In order to verify whether the effects of ginsenoside Rb1 were mediated by the AhR, we examined the effects of Rb1 and DOX on CYP1A1 luciferase reporter activity. The results showed that both DOX and Rb1 were capable of enhancing the interaction between AhR and CYP1A1 promoter region and DOX induction was more significant than Rb1; however, different concentrations of Rb1 could attenuate the effects of different levels of DOX (Fig. 6). It further confirms our conjecture that Rb1 is a weaker AhR agonist than DOX, and Rb1 can inhibit AhR agonist activity of DOX. Interestingly, Rb1 at 200 μM was the most efficacious concentration and this was consistent with the results of cytotoxic activity and DNA fragmentation assays. This may be due to Rb1 being a partial agonist; full agonist in combination could produce antagonism by competing for binding and depending on both drug doses and achieving the efficacy of partial agonists, thus Rb1 at 200 μM may be the most appropriate dose. In addition, ginsenoside Rb1 can also induce CYP1A1 expression in a dose-dependent manner and 400 μM Rb1 may have slight toxicity. The direct evidence for the involvement of AhR in the capability of Rb1 decreasing the induction of CYP1A induced by DOX was supported by knockdown of AhR using AhR siRNA or blocking of AhR using CH-223191, a novel AhR antagonist, both of which significantly abolished the previous effects of Rb1 (Fig. 7B, 7C). Importantly, the abolished effects of Rb1 on CYP1A expression were accompanied with the same effect on the protein expression of caspase-3 (Fig. 7D). These results suggested that the mechanism was AhR dependent. Based on data Fig. 7D, DOX-mediated caspase3 activation is independent of AhR because DOX induced caspase3 activation even in siAhR or AhR antagonist treated cells. But in the condition of siAhR or AhR antagonist, the increased caspase3 activation by DOX was not reversed with Rg1 treated. Such results indicated that the toxicity of DOX is only partly related with AhR. Ginsenoside Rb1 inhibited DOX-induced cells apoptosis may through, at least in part, competing with DOX for AhR to decrease the CYP1A induction.

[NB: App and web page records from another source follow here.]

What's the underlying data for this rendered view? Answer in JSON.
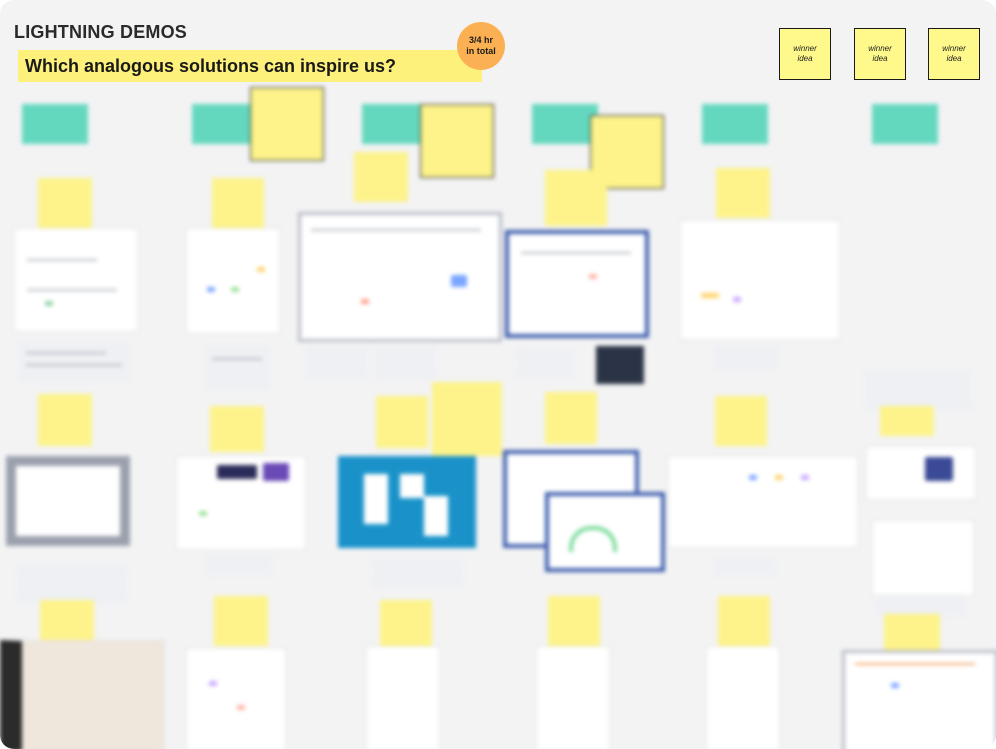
{
  "board": {
    "title": "LIGHTNING DEMOS",
    "question": "Which analogous solutions can inspire us?",
    "time_badge": {
      "line1": "3/4 hr",
      "line2": "in total"
    },
    "winner_ideas": [
      {
        "label": "winner idea"
      },
      {
        "label": "winner idea"
      },
      {
        "label": "winner idea"
      }
    ]
  },
  "colors": {
    "board_background": "#f3f3f4",
    "question_banner": "#fdf07b",
    "time_badge": "#fbb153",
    "sticky_yellow": "#fdf38a",
    "column_tag_teal": "#64d8bf",
    "large_blue_logo": "#1a92c9"
  }
}
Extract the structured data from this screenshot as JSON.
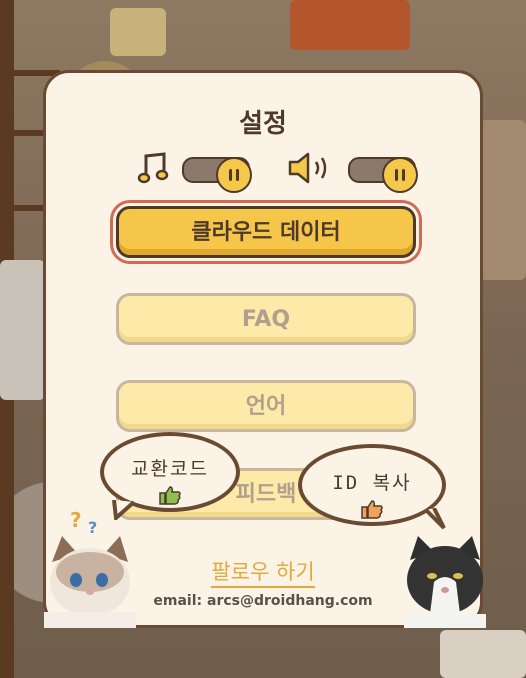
{
  "settings": {
    "title": "설정",
    "music_icon": "music-note-icon",
    "sound_icon": "speaker-icon",
    "music_level": 1.0,
    "sound_level": 1.0
  },
  "buttons": {
    "cloud_data": "클라우드 데이터",
    "faq": "FAQ",
    "language": "언어",
    "feedback": "피드백"
  },
  "bubbles": {
    "exchange_code": "교환코드",
    "copy_id": "ID 복사"
  },
  "footer": {
    "follow": "팔로우 하기",
    "email": "email: arcs@droidhang.com"
  },
  "colors": {
    "panel_bg": "#fbf4e6",
    "border": "#6b4a33",
    "primary_button": "#f5c64a",
    "soft_button": "#fde9a8",
    "follow_link": "#e3a93c",
    "thumb_green": "#8cc152",
    "thumb_orange": "#f0a35e"
  }
}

In conclusion, to the best of our knowledge, the present study is the first report that clearly demonstrates that ginsenoside Rb1 inhibits doxorubicin-mediated H9C2 cells apoptosis is associated with the aryl hydrocarbon receptor signaling pathway. However, these findings remain to be confirmed

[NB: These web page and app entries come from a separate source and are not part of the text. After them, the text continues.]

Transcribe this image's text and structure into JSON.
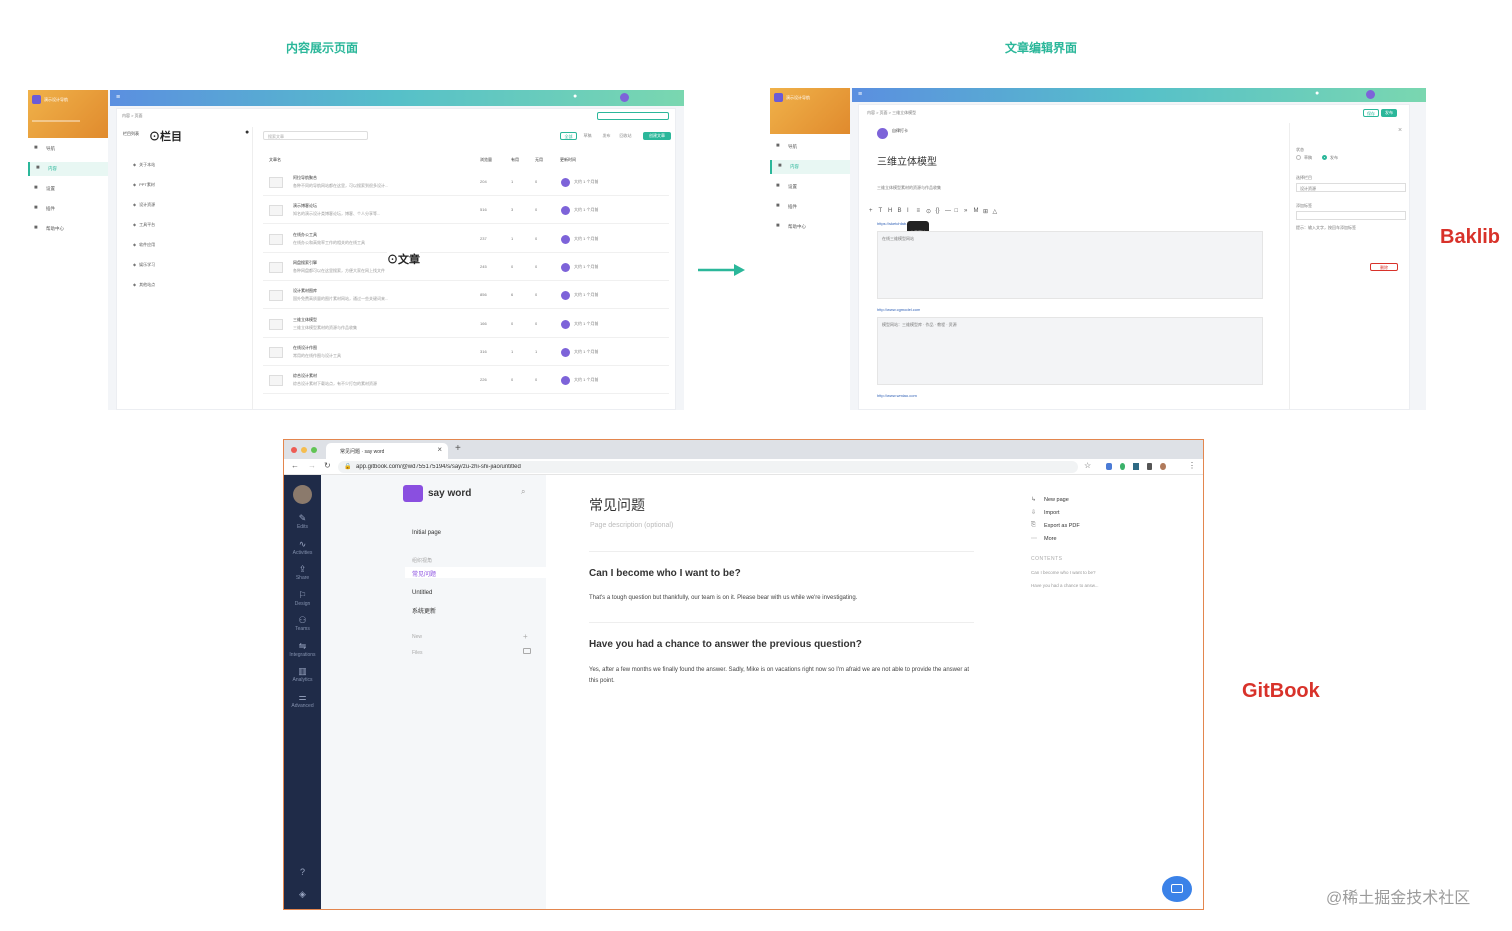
{
  "captions": {
    "left": "内容展示页面",
    "right": "文章编辑界面"
  },
  "brands": {
    "baklib": "Baklib",
    "gitbook": "GitBook"
  },
  "watermark": "@稀土掘金技术社区",
  "arrow_color": "#2bb79a",
  "left_panel": {
    "site_name": "演示设计导航",
    "breadcrumb": "内容 > 页面",
    "section_title": "栏目列表",
    "annot_column": "栏目",
    "annot_article": "文章",
    "search_placeholder": "搜索文章",
    "tabs": [
      "全部",
      "草稿",
      "发布",
      "回收站"
    ],
    "new_button": "创建文章",
    "sidebar_items": [
      "导航",
      "内容",
      "设置",
      "插件",
      "帮助中心"
    ],
    "columns": [
      "文章名",
      "浏览量",
      "有用",
      "无用",
      "更新时间"
    ],
    "tree_items": [
      "关于本站",
      "PPT素材",
      "设计资源",
      "工具平台",
      "软件应用",
      "娱乐学习",
      "其他站点"
    ],
    "rows": [
      {
        "title": "阿拉导航聚合",
        "desc": "各种不同的导航网站都在这里，可以搜索到很多设计...",
        "views": "204",
        "useful": "1",
        "useless": "0",
        "time": "大约 1 个月前"
      },
      {
        "title": "演示博客论坛",
        "desc": "知名的演示设计类博客论坛，博客、个人分享等...",
        "views": "516",
        "useful": "3",
        "useless": "0",
        "time": "大约 1 个月前"
      },
      {
        "title": "在线办公工具",
        "desc": "在线办公和高效率工作的相关的在线工具",
        "views": "237",
        "useful": "1",
        "useless": "0",
        "time": "大约 1 个月前"
      },
      {
        "title": "网盘搜索引擎",
        "desc": "各种网盘都可以在这里搜索，方便大家在网上找文件",
        "views": "245",
        "useful": "0",
        "useless": "0",
        "time": "大约 1 个月前"
      },
      {
        "title": "设计素材图库",
        "desc": "国外免费高质量的图片素材网站，通过一些关键词来...",
        "views": "856",
        "useful": "6",
        "useless": "0",
        "time": "大约 1 个月前"
      },
      {
        "title": "三维立体模型",
        "desc": "三维立体模型素材的资源与作品收集",
        "views": "166",
        "useful": "0",
        "useless": "0",
        "time": "大约 1 个月前"
      },
      {
        "title": "在线设计作图",
        "desc": "常用的在线作图与设计工具",
        "views": "316",
        "useful": "1",
        "useless": "1",
        "time": "大约 1 个月前"
      },
      {
        "title": "综合设计素材",
        "desc": "综合设计素材下载站点，有不少打包的素材资源",
        "views": "226",
        "useful": "0",
        "useless": "0",
        "time": "大约 1 个月前"
      }
    ]
  },
  "right_panel": {
    "site_name": "演示设计导航",
    "breadcrumb": "内容 > 页面 > 三维立体模型",
    "author": "自律打卡",
    "doc_title": "三维立体模型",
    "doc_subtitle": "三维立体模型素材的资源与作品收集",
    "link1": "https://sketchfab.com",
    "tooltip": "查看图片",
    "text1": "在线三维模型网站",
    "link2": "http://www.cgmodel.com",
    "text2": "模型网站：三维模型库 · 作品 · 教程 · 资源",
    "link3": "http://www.wmiao.com",
    "toolbar_icons": [
      "+",
      "T",
      "H",
      "B",
      "I",
      "≡",
      "⊙",
      "{}",
      "—",
      "□",
      "»",
      "M",
      "⊞",
      "△"
    ],
    "right_labels": [
      "状态",
      "选择栏目",
      "设计资源",
      "添加标签"
    ],
    "right_radio": [
      "草稿",
      "发布"
    ],
    "save_button": "保存",
    "publish_button": "发布",
    "delete_button": "删除",
    "hint": "提示：输入文字，按回车添加标签"
  },
  "gitbook": {
    "tab_title": "常见问题 · say word",
    "url": "app.gitbook.com/@wd755175194/s/say/zu-zhi-shi-jiao/untitled",
    "space_name": "say word",
    "nav_icons": [
      {
        "icon": "✎",
        "label": "Edits"
      },
      {
        "icon": "∿",
        "label": "Activities"
      },
      {
        "icon": "⇪",
        "label": "Share"
      },
      {
        "icon": "⚐",
        "label": "Design"
      },
      {
        "icon": "⚇",
        "label": "Teams"
      },
      {
        "icon": "⇋",
        "label": "Integrations"
      },
      {
        "icon": "▥",
        "label": "Analytics"
      },
      {
        "icon": "⚌",
        "label": "Advanced"
      }
    ],
    "pages": {
      "initial": "Initial page",
      "group": "组织视角",
      "active": "常见问题",
      "untitled": "Untitled",
      "system": "系统更新",
      "new": "New",
      "files": "Files"
    },
    "doc": {
      "title": "常见问题",
      "desc": "Page description (optional)",
      "q1": "Can I become who I want to be?",
      "a1": "That's a tough question but thankfully, our team is on it. Please bear with us while we're investigating.",
      "q2": "Have you had a chance to answer the previous question?",
      "a2": "Yes, after a few months we finally found the answer. Sadly, Mike is on vacations right now so I'm afraid we are not able to provide the answer at this point."
    },
    "actions": [
      "New page",
      "Import",
      "Export as PDF",
      "More"
    ],
    "contents_title": "CONTENTS",
    "contents": [
      "Can I become who I want to be?",
      "Have you had a chance to answ..."
    ]
  }
}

This study was supported by National Natural Science Foundation of China (grant 81073149), and National Basic Research Program of China (“973 Program”) (grant 2012CB518402).